A California fair ride.
Scene from the 2019 Orange County Fair.
(Allen J. Schaben/Los Angeles Times)

A state audit has found that California fair workers mismanaged hundreds of thousands of dollars in state resources and taxpayer money, often for personal expenses such as airfare, fine wine, and a lobster dinner.

The report found that among California’s 54 district agricultural associations — which oversee local fairs, expos and exhibitions — one group violated government law, often with the approval of its CEO and maintenance supervisor.

The audit faults that district association’s governor-appointed, nine-member board of directors for neglecting to ensure that the unnamed association followed state requirements. It also blames the California Department of Food and Agriculture for failing to oversee the smaller group.


After a whistleblower alerted the state auditor’s office to possible wrongdoing, an investigation into the district association’s spending from 2016 to 2018 was launched.

The findings show a gross mismanagement of state funds, including:

  • $132,584 of credit card purchases without supporting receipts
  • $130,396 of individual credit card purchases not previously approved
  • $30,048 for illegal out-of-state travel expenses
  • $125 for a lobster meal, exceeding the $23 maximum allowable reimbursement for dinner
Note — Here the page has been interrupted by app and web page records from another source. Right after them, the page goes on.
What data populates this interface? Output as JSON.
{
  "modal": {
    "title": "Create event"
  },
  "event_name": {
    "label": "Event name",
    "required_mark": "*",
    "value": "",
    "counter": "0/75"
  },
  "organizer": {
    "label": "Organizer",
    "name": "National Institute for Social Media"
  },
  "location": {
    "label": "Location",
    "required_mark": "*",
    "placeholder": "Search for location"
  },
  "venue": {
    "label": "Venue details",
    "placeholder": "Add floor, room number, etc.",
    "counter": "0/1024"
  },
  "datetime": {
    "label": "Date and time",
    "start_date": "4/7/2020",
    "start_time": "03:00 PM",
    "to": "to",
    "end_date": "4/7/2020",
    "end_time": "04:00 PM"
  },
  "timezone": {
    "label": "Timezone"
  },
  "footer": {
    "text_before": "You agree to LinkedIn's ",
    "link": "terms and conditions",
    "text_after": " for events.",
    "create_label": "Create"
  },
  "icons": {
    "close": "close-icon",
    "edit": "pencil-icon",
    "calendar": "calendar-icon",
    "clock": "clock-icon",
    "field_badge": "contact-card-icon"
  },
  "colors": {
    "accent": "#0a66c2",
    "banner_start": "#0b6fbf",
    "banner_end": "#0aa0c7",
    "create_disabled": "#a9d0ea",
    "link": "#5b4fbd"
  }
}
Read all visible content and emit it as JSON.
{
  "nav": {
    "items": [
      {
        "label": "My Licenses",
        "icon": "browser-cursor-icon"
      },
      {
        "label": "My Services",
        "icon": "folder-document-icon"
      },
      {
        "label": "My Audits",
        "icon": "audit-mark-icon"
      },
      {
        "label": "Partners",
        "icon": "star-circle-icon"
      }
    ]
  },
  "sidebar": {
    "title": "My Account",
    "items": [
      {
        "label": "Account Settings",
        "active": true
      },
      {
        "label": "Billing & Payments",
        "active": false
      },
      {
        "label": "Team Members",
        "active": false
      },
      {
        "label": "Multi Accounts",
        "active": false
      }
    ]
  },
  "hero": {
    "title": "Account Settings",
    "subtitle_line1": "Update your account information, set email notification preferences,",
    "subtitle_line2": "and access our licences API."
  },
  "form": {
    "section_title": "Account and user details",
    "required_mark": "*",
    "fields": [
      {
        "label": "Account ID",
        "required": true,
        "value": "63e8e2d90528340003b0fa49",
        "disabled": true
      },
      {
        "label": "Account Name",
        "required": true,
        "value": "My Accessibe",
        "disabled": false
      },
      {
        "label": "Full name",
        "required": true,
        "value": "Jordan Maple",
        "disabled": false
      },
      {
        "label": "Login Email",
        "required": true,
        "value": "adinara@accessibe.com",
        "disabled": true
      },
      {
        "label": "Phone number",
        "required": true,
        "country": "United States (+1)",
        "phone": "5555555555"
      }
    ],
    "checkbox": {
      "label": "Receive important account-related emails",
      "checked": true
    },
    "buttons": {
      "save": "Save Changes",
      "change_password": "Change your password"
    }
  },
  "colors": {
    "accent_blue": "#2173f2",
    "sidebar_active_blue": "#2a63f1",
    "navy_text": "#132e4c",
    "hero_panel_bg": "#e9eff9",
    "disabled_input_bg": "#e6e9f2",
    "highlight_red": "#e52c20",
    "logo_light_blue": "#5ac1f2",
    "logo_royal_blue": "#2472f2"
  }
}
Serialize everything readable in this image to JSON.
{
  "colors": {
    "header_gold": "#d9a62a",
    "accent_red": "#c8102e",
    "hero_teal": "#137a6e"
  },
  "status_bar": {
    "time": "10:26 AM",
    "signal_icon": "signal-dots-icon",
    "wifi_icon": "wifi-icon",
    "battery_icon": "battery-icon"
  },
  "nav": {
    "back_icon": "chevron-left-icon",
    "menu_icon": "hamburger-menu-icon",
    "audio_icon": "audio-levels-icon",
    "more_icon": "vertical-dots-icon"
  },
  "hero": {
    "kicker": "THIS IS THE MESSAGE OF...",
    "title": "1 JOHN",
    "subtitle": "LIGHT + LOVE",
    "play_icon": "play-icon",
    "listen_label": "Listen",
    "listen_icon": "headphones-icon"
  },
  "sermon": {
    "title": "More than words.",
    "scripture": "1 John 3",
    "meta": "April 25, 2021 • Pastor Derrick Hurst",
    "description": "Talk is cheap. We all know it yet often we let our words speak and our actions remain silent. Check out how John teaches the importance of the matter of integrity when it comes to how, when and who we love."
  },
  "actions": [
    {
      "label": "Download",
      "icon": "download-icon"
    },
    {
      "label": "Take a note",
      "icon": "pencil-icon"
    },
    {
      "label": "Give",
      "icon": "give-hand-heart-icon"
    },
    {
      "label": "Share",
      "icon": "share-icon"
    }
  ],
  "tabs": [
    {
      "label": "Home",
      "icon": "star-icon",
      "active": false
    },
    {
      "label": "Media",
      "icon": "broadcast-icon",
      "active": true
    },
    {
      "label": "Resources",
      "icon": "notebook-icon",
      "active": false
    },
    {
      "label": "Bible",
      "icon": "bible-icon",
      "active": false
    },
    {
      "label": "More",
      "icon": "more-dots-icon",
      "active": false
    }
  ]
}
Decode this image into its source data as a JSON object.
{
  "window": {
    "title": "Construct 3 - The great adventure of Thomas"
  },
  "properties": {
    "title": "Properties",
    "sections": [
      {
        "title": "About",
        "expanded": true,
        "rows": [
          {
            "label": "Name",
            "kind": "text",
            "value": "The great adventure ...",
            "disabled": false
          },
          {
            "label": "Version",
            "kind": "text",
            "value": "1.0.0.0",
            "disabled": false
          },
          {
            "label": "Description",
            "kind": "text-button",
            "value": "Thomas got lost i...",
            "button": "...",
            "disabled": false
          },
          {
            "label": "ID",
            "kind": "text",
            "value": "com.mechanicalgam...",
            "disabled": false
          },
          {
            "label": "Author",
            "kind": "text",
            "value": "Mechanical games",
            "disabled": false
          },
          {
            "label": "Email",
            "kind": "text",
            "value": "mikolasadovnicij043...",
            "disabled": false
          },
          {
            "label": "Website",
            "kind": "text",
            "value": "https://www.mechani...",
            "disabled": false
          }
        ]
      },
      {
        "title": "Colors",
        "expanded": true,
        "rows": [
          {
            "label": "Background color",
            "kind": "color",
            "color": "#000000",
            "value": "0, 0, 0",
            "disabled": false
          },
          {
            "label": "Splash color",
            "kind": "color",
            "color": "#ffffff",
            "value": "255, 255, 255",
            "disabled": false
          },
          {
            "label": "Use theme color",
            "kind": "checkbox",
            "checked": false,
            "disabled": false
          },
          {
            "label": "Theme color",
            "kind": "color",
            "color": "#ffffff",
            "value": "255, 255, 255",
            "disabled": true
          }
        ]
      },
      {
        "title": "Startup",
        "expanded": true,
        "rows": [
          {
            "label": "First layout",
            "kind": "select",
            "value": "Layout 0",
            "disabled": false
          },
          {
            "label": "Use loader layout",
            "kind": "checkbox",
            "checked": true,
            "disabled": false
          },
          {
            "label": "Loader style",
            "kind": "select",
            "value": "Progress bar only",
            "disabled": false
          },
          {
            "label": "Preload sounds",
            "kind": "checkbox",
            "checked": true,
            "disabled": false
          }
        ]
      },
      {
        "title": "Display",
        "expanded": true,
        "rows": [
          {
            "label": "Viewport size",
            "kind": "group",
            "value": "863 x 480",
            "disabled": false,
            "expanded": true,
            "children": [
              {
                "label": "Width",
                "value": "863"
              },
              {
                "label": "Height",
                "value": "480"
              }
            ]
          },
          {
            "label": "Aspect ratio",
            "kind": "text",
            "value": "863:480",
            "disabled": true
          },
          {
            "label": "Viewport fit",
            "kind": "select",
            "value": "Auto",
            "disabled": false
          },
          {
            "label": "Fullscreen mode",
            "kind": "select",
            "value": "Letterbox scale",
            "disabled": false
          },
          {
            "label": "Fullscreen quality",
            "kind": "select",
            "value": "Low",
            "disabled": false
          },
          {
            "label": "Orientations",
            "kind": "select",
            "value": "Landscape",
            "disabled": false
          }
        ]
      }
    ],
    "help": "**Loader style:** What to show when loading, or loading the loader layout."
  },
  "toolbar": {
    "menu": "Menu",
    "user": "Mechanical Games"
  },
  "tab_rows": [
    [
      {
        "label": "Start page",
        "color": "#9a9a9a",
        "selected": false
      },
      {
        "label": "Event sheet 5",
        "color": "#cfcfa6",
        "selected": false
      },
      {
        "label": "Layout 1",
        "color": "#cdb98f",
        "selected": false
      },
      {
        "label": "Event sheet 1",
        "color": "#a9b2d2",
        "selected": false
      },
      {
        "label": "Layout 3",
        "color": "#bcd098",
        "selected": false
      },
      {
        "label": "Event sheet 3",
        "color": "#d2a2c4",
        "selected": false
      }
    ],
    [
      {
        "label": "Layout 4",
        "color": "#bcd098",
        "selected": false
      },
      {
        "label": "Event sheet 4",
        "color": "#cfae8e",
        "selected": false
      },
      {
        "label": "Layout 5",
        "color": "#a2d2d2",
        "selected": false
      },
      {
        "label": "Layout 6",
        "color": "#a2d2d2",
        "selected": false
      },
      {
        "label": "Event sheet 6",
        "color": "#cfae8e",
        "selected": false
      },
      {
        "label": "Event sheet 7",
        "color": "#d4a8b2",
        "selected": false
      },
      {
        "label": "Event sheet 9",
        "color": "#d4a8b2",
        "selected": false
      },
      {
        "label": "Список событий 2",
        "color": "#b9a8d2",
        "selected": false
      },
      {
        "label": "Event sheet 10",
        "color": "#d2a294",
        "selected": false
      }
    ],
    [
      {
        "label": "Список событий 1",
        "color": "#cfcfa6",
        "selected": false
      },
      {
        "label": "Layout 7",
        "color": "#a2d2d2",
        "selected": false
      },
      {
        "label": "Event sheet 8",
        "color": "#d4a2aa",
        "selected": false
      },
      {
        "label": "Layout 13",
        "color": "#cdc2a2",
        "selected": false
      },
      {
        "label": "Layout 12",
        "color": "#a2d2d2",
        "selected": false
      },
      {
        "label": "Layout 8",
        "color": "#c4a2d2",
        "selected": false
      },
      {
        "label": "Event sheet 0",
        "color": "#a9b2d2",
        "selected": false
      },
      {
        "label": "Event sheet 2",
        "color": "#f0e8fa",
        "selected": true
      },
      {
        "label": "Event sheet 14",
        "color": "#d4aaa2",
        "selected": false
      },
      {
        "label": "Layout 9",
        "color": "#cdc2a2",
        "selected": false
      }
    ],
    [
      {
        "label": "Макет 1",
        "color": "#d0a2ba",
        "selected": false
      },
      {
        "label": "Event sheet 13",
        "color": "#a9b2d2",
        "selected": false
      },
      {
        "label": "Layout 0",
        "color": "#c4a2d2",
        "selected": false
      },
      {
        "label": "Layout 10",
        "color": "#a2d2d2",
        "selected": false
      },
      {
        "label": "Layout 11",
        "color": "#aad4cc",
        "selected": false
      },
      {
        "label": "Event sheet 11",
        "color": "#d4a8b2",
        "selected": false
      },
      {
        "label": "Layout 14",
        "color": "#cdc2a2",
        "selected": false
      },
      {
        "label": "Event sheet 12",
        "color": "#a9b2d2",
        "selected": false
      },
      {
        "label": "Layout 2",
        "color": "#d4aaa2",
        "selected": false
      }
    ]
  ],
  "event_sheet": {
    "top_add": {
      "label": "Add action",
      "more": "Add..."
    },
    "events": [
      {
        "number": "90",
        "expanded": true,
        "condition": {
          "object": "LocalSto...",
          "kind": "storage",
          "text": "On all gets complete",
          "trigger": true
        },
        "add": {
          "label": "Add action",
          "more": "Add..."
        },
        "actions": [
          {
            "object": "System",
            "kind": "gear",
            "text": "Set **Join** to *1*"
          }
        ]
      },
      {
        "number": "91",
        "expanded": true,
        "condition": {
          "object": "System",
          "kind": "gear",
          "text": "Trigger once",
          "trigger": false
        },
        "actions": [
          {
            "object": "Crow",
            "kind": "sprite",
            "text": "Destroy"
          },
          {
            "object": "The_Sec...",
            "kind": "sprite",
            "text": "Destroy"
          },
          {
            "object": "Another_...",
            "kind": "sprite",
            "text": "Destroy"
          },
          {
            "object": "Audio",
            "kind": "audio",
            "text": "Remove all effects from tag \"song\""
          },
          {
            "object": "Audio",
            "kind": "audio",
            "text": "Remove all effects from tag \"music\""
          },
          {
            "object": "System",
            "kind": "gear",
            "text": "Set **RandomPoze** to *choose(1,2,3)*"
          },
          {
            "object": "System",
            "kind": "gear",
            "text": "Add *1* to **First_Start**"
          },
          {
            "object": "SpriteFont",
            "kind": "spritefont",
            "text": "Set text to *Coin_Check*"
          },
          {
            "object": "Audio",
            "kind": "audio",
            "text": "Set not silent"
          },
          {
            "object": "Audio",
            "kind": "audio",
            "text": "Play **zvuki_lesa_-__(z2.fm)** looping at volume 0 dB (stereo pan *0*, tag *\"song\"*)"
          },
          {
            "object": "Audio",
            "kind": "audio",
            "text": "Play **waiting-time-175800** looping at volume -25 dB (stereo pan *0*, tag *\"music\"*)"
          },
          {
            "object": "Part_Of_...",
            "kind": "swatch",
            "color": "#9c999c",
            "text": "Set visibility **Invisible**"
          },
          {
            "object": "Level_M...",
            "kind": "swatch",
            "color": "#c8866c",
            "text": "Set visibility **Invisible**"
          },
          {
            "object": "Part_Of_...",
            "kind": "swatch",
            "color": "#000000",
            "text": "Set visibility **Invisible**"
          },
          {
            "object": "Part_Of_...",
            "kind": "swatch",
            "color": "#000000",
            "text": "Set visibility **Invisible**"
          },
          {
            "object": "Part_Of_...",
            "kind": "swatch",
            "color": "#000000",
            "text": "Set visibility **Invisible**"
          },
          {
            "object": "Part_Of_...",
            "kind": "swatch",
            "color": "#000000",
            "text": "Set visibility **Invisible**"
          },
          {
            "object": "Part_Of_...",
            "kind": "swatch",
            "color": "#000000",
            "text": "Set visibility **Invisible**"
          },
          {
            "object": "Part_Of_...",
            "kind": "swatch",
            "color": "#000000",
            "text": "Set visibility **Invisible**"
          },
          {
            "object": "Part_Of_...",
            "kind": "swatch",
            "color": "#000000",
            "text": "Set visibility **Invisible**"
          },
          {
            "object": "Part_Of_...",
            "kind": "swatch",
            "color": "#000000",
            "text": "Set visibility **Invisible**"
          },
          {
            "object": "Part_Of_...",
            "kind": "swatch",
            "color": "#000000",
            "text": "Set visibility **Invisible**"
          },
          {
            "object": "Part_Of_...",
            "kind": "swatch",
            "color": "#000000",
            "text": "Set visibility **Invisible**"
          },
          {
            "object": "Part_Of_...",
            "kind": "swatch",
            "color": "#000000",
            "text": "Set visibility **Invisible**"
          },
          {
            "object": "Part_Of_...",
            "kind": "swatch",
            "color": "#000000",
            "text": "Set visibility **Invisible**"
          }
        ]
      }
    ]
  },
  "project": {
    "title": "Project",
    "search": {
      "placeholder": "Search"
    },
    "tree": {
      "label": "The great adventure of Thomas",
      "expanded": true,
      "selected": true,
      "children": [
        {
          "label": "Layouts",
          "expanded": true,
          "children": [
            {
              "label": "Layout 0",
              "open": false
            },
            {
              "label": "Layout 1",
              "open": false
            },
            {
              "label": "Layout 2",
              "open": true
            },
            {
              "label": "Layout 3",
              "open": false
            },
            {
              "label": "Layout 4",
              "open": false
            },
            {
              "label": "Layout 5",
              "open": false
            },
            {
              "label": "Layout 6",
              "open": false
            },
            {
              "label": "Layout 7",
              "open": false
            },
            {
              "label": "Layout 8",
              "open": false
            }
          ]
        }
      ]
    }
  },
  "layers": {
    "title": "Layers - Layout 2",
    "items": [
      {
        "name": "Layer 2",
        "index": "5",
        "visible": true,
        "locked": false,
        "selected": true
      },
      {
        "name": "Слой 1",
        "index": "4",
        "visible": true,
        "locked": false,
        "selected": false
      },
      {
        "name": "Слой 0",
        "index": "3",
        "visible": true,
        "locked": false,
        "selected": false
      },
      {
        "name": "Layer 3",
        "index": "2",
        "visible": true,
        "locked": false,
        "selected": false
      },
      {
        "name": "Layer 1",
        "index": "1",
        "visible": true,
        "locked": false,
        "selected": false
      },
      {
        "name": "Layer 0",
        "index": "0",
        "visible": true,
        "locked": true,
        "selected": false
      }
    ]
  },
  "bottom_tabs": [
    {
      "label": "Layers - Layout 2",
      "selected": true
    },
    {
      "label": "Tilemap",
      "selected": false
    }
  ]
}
“In addition to the financial, performance, and high risk audits that my office performs, we administer the statutory provisions of the California Whistleblower Protection Act. We receive, review, and investigate allegations of state employees committing improper governmental activities,” State Auditor Elaine Howle wrote in the report.

The report does not identify the specific fair district or its workers to protect the identity of the whistleblower.

The group cited in the audit was placed on a watch list in 2013 for fiscally challenged district agricultural associations. But the state Food and Agriculture Department had not audited the branch since then. The state agency said it lost $32 million in funding between 2011 and 2015 for its Fairs and Expositions branch and was forced to eliminate 30 positions, including its auditor positions.


According to the report, several employees misused state time, vehicles and materials to conduct construction-related jobs on the side. In one instance, an employee brought several propane tanks from home and filled them at the fairgrounds. Other employees regularly stored alcohol and drank on fairground property, and several workers regularly violated state law and Department of Food and Agriculture policies by failing to keep accurate time records.

The state audit office made several recommendations to the Department of Food and Agriculture and the individual fair association, including recouping funds, and disciplinary action against the CEO, maintenance supervisors and all employees who engaged in the identified activities.